It looks like the Russia probe might be wrapping up soon. Special Counsel Robert Mueller is expected to release his findings on the more important aspects of the investigation after the midterm elections.
While Mueller plans to make a report on some of the core factors of the investigation, his team is still pursuing other areas as well. But the timing of the expected release might indicate the nature of his results. If he had anything to show against Trump, it seems unlikely he would sit on it until after the midterms.
Mueller’s Report Expected
U.S. officials informed Bloomberg that the special counsel appears to have come to conclusions regarding two key components of the Russia investigation: If President Trump’s 2016 campaign colluded with the Russian government to influence the results of the election, and whether or not he obstructed justice. While the findings will be released soon, it’s unclear how long it will take to reach the general public.
According to regulations placed on the investigation, the special counsel is only allowed to report to Deputy Attorney General Rod Rosenstein, who will decide which information to pass along to Congress and what will be released to the public.
What of the Timing?
Appears to be blatant anti-Trumpism.
Appears to be blatant anti-Trumpism.
The fact that the report won’t be made before the November midterm elections is interesting. The Russiagate investigation has been fraught with evidence of bias against the president on the part of some FBI personnel involved in the probe. Indeed, the basis of the investigation itself appears to be blatant anti-Trumpism.
We can’t say with 100% certainty that Mueller is motivated by politics, but the fact that the special counsel is waiting until after the midterms to finish his report could indicate that there was no evidence of wrongdoing. If the probe uncovered compelling evidence that there was collusion between the Trump campaign and the Kremlin, he would likely have made sure it became public knowledge before the election. After all, releasing evidence of Trump’s guilt before the midterms could guarantee a blue wave, while reporting that no crimes occurred would bolster the Republican vote.
Of course, the timing is not a guarantee that the investigation failed to reveal any misdeeds. Department of Justice guidelines suggest that prosecutors should avoid taking any actions close to an election that could influence the result. It is possible that Mueller is just playing by the rules. And regardless of the special counsel’s findings, the investigation isn’t quite over – though it is expected to wind down around the end of the year.
The Probe Isn’t Over Yet
Key members of Trump’s campaign have entered into plea agreements with the special counsel and the Bureau. Michael Flynn pled guilty to lying to the FBI and has been cooperating with federal authorities. Trump’s former campaign manager, Paul Manafort, also negotiated a plea agreement and is participating in interviews with law enforcement.
The type of information Manafort is sharing is not yet known. But it is possible that the former campaign manager could be answering questions related to whether they shifted the GOP’s stance on Ukraine as part of an agreement with the Kremlin. He may also be filling them in on the Trump Tower meeting between Donald Trump Jr. and Russian lawyer Natalia Veselnitskaya.
It is possible that he may have provided the Bureau with information that could harm the president, but it seems more likely that Mueller is seeking his help to identify other individuals who may have committed crimes.
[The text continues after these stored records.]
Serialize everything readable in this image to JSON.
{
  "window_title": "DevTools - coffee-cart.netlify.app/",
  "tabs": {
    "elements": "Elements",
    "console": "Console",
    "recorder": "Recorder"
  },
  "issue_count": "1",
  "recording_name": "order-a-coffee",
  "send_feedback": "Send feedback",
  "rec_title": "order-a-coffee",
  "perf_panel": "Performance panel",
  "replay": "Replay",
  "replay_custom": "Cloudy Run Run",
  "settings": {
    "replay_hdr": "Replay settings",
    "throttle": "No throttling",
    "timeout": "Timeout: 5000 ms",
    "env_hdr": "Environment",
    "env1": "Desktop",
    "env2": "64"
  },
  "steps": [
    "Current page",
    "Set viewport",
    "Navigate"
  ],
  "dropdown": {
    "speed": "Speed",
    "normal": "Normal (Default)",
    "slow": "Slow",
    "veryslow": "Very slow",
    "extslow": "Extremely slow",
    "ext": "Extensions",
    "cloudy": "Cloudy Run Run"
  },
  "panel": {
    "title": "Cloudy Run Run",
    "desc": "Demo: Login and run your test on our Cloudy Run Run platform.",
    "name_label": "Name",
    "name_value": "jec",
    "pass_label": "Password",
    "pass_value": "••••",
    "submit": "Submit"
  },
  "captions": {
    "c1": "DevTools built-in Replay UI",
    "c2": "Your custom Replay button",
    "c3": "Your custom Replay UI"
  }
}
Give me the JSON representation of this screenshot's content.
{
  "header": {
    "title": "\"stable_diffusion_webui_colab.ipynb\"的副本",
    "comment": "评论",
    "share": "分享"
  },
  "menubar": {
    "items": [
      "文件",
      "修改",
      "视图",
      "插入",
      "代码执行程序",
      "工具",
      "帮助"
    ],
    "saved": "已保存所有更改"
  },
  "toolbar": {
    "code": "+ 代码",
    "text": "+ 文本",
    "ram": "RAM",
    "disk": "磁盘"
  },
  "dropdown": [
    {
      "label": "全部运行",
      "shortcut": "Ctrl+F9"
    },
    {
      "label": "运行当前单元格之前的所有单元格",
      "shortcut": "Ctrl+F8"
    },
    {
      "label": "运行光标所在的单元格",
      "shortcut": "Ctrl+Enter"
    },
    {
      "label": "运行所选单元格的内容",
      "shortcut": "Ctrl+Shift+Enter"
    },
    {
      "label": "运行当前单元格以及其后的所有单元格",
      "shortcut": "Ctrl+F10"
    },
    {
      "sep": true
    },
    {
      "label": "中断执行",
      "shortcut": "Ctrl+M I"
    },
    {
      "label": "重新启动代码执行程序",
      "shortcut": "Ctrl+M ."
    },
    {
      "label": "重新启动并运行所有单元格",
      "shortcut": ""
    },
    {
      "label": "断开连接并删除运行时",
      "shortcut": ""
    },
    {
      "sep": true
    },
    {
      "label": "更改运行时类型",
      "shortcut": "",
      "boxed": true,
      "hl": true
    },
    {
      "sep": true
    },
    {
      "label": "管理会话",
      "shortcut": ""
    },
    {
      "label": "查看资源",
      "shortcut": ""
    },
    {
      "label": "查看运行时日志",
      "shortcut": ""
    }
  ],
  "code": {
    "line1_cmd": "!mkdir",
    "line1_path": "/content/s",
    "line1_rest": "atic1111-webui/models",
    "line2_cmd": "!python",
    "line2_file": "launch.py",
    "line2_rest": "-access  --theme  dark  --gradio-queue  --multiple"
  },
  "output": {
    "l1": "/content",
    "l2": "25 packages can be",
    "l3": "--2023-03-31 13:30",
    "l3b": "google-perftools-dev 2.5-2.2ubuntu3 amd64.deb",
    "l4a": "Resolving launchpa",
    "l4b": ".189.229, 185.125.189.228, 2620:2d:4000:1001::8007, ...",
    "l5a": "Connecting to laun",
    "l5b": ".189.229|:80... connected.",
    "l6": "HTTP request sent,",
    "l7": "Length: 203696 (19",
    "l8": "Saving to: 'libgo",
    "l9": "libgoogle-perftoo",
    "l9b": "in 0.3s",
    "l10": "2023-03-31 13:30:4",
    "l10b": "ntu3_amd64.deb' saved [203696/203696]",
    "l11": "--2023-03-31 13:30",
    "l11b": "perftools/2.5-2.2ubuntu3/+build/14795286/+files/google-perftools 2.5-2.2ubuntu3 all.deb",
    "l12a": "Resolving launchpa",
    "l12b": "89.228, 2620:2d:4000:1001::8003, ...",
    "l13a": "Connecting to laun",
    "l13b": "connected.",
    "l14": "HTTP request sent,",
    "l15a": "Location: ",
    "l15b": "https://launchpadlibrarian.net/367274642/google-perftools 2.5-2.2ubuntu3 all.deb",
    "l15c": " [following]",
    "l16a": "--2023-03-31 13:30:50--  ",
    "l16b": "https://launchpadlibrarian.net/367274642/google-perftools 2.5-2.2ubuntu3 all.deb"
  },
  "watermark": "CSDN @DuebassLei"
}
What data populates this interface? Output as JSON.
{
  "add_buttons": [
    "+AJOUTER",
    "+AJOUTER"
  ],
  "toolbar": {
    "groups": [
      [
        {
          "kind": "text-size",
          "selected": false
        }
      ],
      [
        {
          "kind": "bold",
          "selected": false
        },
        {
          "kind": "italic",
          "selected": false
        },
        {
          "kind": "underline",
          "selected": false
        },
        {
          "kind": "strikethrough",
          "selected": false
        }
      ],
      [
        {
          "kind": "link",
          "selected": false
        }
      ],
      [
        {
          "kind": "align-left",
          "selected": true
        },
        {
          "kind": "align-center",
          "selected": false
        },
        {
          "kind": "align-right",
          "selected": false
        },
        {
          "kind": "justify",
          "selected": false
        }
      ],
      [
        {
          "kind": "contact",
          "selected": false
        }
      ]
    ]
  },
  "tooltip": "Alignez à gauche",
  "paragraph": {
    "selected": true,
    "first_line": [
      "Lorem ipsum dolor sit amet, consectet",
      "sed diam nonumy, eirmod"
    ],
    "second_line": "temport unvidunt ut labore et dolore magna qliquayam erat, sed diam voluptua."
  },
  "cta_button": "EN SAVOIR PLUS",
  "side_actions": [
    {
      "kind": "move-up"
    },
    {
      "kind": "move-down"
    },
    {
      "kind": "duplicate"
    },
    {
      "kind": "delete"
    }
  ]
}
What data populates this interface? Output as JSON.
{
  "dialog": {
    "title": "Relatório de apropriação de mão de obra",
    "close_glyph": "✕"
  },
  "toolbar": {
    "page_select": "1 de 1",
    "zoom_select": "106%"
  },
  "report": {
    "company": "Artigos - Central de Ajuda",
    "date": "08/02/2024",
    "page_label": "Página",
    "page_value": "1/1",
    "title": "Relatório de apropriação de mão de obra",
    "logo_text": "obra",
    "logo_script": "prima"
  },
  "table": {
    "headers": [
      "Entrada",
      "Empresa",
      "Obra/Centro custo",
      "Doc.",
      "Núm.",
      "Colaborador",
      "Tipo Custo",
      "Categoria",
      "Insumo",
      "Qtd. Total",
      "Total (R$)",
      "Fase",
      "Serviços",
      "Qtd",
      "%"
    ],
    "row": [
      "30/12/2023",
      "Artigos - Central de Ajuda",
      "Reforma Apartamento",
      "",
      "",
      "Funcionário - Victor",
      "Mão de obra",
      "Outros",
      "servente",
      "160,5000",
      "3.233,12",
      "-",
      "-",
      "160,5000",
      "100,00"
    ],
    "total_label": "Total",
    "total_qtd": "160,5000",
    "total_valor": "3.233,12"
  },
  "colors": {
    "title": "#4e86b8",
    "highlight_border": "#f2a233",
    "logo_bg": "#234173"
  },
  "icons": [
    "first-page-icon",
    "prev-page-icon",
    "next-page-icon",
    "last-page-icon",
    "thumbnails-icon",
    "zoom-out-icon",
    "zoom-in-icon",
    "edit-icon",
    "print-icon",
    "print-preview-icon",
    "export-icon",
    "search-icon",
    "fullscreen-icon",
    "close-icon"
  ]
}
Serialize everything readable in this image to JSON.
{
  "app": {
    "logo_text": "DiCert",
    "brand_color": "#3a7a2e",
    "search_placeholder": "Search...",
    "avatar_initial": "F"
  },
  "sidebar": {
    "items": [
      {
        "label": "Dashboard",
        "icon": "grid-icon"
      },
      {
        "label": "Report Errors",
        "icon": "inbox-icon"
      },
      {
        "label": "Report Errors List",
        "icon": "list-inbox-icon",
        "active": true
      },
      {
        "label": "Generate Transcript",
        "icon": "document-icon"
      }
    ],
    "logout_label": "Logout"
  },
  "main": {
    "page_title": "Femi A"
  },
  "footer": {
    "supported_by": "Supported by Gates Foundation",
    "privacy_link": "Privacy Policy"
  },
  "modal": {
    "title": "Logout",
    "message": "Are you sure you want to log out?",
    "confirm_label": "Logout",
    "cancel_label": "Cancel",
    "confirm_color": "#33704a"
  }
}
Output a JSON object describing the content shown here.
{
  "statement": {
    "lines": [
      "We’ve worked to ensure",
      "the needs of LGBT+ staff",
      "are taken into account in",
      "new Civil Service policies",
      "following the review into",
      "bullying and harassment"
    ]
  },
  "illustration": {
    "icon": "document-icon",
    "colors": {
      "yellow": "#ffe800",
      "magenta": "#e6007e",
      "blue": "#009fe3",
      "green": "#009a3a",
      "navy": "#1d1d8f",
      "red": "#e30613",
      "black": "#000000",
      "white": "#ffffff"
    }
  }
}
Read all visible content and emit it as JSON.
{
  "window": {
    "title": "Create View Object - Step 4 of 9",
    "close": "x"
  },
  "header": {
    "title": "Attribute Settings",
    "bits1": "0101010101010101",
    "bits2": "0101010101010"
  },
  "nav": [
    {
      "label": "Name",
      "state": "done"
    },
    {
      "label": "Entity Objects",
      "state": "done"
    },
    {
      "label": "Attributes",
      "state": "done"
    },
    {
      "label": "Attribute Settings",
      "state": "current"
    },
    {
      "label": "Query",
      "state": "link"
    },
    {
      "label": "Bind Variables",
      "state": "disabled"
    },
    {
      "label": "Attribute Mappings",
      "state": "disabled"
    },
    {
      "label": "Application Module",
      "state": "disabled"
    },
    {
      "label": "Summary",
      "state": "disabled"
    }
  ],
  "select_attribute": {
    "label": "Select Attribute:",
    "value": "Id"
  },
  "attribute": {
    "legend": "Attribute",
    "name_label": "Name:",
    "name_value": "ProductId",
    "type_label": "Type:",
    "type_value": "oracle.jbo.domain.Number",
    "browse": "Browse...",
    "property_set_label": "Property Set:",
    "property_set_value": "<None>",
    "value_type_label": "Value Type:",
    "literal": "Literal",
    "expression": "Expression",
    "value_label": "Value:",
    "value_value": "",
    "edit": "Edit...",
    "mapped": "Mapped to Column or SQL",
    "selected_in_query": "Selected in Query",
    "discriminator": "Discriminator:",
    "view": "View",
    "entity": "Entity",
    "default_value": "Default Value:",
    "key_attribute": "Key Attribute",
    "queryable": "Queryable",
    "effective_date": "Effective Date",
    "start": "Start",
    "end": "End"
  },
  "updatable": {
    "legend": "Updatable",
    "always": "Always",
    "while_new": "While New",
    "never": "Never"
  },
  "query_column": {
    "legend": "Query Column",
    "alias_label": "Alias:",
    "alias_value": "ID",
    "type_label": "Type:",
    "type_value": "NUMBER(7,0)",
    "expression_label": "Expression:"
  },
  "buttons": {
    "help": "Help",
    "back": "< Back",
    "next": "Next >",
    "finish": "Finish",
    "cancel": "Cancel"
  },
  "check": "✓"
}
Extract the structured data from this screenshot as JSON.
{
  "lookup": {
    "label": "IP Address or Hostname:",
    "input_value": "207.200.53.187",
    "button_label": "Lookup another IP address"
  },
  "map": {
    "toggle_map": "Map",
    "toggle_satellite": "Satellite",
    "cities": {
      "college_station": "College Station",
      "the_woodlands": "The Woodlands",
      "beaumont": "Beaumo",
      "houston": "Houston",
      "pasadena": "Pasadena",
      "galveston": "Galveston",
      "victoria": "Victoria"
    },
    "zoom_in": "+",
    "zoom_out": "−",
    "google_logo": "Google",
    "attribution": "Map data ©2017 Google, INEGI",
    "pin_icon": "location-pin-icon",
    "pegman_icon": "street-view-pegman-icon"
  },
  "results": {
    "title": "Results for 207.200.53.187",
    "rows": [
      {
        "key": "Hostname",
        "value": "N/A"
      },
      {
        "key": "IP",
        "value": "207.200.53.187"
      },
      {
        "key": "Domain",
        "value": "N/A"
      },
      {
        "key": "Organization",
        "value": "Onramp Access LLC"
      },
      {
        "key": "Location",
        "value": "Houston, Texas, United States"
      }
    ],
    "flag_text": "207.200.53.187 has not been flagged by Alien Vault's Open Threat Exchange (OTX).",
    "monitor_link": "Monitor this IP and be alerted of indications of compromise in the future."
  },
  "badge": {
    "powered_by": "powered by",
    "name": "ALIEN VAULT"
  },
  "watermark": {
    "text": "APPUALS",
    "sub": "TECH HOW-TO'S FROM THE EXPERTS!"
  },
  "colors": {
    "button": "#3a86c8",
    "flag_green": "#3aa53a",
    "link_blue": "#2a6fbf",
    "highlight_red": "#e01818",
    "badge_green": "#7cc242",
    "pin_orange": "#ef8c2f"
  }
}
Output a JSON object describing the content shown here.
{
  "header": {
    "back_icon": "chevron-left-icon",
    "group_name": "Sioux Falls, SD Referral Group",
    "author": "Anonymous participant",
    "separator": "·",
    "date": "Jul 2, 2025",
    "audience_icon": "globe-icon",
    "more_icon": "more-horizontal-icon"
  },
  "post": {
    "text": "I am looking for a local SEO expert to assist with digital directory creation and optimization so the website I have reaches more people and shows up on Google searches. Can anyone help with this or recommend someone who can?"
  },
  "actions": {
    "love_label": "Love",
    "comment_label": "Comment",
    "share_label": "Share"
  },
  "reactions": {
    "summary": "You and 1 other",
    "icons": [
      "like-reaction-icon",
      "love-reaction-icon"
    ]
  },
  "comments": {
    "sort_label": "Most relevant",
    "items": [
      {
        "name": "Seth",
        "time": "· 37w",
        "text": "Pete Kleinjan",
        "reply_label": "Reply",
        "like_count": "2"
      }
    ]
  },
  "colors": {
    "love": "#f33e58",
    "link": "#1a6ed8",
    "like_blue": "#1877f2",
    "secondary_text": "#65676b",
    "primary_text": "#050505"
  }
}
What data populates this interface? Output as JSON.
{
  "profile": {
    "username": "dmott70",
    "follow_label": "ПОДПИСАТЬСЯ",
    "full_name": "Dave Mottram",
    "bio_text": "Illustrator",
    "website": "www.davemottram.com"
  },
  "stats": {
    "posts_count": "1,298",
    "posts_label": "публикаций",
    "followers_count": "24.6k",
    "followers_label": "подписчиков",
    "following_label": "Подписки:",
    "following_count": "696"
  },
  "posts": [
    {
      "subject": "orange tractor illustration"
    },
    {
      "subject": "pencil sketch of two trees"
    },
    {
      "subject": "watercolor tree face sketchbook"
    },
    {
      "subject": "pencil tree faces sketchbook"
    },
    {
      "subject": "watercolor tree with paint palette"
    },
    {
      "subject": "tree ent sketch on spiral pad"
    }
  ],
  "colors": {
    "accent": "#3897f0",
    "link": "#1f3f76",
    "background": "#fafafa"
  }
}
Leftist Will Attack Either Way
While the investigation might not have turned up a smoking gun, it is likely that when he releases the results, the left and their allies in the legacy media will still use the information to attack the president. For them, it is not about whether Trump engaged in any wrongdoing. It’s about whether they can use Mueller’s findings to further their agenda. Either way, it appears the United States will soon find out what happened during the 2016 election.